### [Prompt]
The response should consist of the listing, repeated word for word.
Top of Study material
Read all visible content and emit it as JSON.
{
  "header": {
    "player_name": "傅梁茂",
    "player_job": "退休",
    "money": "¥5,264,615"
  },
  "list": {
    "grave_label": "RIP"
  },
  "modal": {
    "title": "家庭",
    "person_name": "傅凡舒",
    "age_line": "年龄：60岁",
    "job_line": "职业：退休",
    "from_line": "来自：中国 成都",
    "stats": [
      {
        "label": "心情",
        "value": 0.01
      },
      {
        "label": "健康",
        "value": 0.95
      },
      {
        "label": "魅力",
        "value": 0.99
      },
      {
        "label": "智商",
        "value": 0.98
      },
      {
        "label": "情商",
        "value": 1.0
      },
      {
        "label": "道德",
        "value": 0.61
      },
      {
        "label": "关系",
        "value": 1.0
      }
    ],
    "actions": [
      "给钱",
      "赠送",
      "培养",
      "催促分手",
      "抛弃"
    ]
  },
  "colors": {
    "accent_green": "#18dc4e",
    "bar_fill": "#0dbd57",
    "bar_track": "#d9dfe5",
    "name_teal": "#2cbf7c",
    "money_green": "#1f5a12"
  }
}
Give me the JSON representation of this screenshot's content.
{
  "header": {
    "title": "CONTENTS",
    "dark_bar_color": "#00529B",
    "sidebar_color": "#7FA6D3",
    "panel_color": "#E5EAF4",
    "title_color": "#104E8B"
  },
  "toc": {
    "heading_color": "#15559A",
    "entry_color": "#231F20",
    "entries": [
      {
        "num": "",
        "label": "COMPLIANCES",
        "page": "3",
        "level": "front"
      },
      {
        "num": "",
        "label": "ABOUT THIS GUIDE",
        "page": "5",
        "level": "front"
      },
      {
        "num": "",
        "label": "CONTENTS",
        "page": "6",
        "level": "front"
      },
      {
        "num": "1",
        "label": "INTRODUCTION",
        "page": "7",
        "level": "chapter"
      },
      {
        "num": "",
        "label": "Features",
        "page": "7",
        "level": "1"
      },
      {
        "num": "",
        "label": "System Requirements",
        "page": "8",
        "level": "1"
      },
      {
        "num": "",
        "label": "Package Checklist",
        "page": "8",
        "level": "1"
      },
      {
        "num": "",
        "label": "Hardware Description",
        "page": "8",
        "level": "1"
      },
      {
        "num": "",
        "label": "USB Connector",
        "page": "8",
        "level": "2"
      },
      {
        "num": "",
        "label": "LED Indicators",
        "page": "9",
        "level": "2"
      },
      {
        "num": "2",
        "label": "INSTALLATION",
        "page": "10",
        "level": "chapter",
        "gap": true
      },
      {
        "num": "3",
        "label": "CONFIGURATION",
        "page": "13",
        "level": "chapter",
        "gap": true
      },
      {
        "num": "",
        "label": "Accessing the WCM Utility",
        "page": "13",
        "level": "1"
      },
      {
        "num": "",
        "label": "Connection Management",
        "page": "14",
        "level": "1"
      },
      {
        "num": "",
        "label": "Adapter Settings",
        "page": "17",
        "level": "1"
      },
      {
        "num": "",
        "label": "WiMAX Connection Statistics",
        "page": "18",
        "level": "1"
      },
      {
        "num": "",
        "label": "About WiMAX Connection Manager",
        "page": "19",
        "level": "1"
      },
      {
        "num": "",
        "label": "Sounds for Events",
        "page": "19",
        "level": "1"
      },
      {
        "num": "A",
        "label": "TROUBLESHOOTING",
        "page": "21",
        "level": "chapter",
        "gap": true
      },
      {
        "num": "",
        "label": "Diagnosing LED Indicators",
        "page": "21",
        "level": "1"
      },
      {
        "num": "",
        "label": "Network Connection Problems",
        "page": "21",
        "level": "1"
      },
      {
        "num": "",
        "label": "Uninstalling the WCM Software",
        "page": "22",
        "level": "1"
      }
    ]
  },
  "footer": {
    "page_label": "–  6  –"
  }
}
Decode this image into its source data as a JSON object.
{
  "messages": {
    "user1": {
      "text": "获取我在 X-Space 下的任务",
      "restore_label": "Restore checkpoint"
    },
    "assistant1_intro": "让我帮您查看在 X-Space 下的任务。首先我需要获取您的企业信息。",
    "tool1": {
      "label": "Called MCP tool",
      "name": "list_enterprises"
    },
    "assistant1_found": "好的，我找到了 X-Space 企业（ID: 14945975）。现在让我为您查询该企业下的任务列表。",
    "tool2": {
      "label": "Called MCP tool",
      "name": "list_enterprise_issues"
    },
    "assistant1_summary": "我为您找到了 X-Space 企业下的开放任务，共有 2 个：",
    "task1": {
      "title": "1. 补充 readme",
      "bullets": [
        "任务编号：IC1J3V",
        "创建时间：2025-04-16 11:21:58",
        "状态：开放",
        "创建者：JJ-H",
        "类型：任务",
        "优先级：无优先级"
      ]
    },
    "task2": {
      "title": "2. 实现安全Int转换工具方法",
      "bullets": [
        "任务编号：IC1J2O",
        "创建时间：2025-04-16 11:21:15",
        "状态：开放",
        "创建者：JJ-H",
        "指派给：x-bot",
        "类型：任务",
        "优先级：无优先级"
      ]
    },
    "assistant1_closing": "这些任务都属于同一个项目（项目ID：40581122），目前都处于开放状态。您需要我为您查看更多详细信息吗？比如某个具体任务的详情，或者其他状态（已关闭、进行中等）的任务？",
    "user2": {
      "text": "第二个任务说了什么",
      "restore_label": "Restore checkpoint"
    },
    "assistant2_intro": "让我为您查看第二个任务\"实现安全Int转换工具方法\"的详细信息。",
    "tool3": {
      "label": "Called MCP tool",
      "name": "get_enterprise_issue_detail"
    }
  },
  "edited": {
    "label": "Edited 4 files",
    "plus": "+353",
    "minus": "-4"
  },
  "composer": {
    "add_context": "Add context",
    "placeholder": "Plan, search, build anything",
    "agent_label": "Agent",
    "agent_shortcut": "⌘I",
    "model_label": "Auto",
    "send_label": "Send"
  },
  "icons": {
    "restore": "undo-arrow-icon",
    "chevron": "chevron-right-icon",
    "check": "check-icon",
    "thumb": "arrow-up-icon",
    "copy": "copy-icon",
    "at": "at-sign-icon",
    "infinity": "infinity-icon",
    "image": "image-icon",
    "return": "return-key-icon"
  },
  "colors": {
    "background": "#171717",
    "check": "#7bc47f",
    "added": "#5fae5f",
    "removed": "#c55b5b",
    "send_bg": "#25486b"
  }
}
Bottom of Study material
### [Task solution]
Read all visible content and emit it as JSON.
{
  "header": {
    "player_name": "傅梁茂",
    "player_job": "退休",
    "money": "¥5,264,615"
  },
  "list": {
    "grave_label": "RIP"
  },
  "modal": {
    "title": "家庭",
    "person_name": "傅凡舒",
    "age_line": "年龄：60岁",
    "job_line": "职业：退休",
    "from_line": "来自：中国 成都",
    "stats": [
      {
        "label": "心情",
        "value": 0.01
      },
      {
        "label": "健康",
        "value": 0.95
      },
      {
        "label": "魅力",
        "value": 0.99
      },
      {
        "label": "智商",
        "value": 0.98
      },
      {
        "label": "情商",
        "value": 1.0
      },
      {
        "label": "道德",
        "value": 0.61
      },
      {
        "label": "关系",
        "value": 1.0
      }
    ],
    "actions": [
      "给钱",
      "赠送",
      "培养",
      "催促分手",
      "抛弃"
    ]
  },
  "colors": {
    "accent_green": "#18dc4e",
    "bar_fill": "#0dbd57",
    "bar_track": "#d9dfe5",
    "name_teal": "#2cbf7c",
    "money_green": "#1f5a12"
  }
}
Give me the JSON representation of this screenshot's content.
{
  "header": {
    "title": "CONTENTS",
    "dark_bar_color": "#00529B",
    "sidebar_color": "#7FA6D3",
    "panel_color": "#E5EAF4",
    "title_color": "#104E8B"
  },
  "toc": {
    "heading_color": "#15559A",
    "entry_color": "#231F20",
    "entries": [
      {
        "num": "",
        "label": "COMPLIANCES",
        "page": "3",
        "level": "front"
      },
      {
        "num": "",
        "label": "ABOUT THIS GUIDE",
        "page": "5",
        "level": "front"
      },
      {
        "num": "",
        "label": "CONTENTS",
        "page": "6",
        "level": "front"
      },
      {
        "num": "1",
        "label": "INTRODUCTION",
        "page": "7",
        "level": "chapter"
      },
      {
        "num": "",
        "label": "Features",
        "page": "7",
        "level": "1"
      },
      {
        "num": "",
        "label": "System Requirements",
        "page": "8",
        "level": "1"
      },
      {
        "num": "",
        "label": "Package Checklist",
        "page": "8",
        "level": "1"
      },
      {
        "num": "",
        "label": "Hardware Description",
        "page": "8",
        "level": "1"
      },
      {
        "num": "",
        "label": "USB Connector",
        "page": "8",
        "level": "2"
      },
      {
        "num": "",
        "label": "LED Indicators",
        "page": "9",
        "level": "2"
      },
      {
        "num": "2",
        "label": "INSTALLATION",
        "page": "10",
        "level": "chapter",
        "gap": true
      },
      {
        "num": "3",
        "label": "CONFIGURATION",
        "page": "13",
        "level": "chapter",
        "gap": true
      },
      {
        "num": "",
        "label": "Accessing the WCM Utility",
        "page": "13",
        "level": "1"
      },
      {
        "num": "",
        "label": "Connection Management",
        "page": "14",
        "level": "1"
      },
      {
        "num": "",
        "label": "Adapter Settings",
        "page": "17",
        "level": "1"
      },
      {
        "num": "",
        "label": "WiMAX Connection Statistics",
        "page": "18",
        "level": "1"
      },
      {
        "num": "",
        "label": "About WiMAX Connection Manager",
        "page": "19",
        "level": "1"
      },
      {
        "num": "",
        "label": "Sounds for Events",
        "page": "19",
        "level": "1"
      },
      {
        "num": "A",
        "label": "TROUBLESHOOTING",
        "page": "21",
        "level": "chapter",
        "gap": true
      },
      {
        "num": "",
        "label": "Diagnosing LED Indicators",
        "page": "21",
        "level": "1"
      },
      {
        "num": "",
        "label": "Network Connection Problems",
        "page": "21",
        "level": "1"
      },
      {
        "num": "",
        "label": "Uninstalling the WCM Software",
        "page": "22",
        "level": "1"
      }
    ]
  },
  "footer": {
    "page_label": "–  6  –"
  }
}
Decode this image into its source data as a JSON object.
{
  "messages": {
    "user1": {
      "text": "获取我在 X-Space 下的任务",
      "restore_label": "Restore checkpoint"
    },
    "assistant1_intro": "让我帮您查看在 X-Space 下的任务。首先我需要获取您的企业信息。",
    "tool1": {
      "label": "Called MCP tool",
      "name": "list_enterprises"
    },
    "assistant1_found": "好的，我找到了 X-Space 企业（ID: 14945975）。现在让我为您查询该企业下的任务列表。",
    "tool2": {
      "label": "Called MCP tool",
      "name": "list_enterprise_issues"
    },
    "assistant1_summary": "我为您找到了 X-Space 企业下的开放任务，共有 2 个：",
    "task1": {
      "title": "1. 补充 readme",
      "bullets": [
        "任务编号：IC1J3V",
        "创建时间：2025-04-16 11:21:58",
        "状态：开放",
        "创建者：JJ-H",
        "类型：任务",
        "优先级：无优先级"
      ]
    },
    "task2": {
      "title": "2. 实现安全Int转换工具方法",
      "bullets": [
        "任务编号：IC1J2O",
        "创建时间：2025-04-16 11:21:15",
        "状态：开放",
        "创建者：JJ-H",
        "指派给：x-bot",
        "类型：任务",
        "优先级：无优先级"
      ]
    },
    "assistant1_closing": "这些任务都属于同一个项目（项目ID：40581122），目前都处于开放状态。您需要我为您查看更多详细信息吗？比如某个具体任务的详情，或者其他状态（已关闭、进行中等）的任务？",
    "user2": {
      "text": "第二个任务说了什么",
      "restore_label": "Restore checkpoint"
    },
    "assistant2_intro": "让我为您查看第二个任务\"实现安全Int转换工具方法\"的详细信息。",
    "tool3": {
      "label": "Called MCP tool",
      "name": "get_enterprise_issue_detail"
    }
  },
  "edited": {
    "label": "Edited 4 files",
    "plus": "+353",
    "minus": "-4"
  },
  "composer": {
    "add_context": "Add context",
    "placeholder": "Plan, search, build anything",
    "agent_label": "Agent",
    "agent_shortcut": "⌘I",
    "model_label": "Auto",
    "send_label": "Send"
  },
  "icons": {
    "restore": "undo-arrow-icon",
    "chevron": "chevron-right-icon",
    "check": "check-icon",
    "thumb": "arrow-up-icon",
    "copy": "copy-icon",
    "at": "at-sign-icon",
    "infinity": "infinity-icon",
    "image": "image-icon",
    "return": "return-key-icon"
  },
  "colors": {
    "background": "#171717",
    "check": "#7bc47f",
    "added": "#5fae5f",
    "removed": "#c55b5b",
    "send_bg": "#25486b"
  }
}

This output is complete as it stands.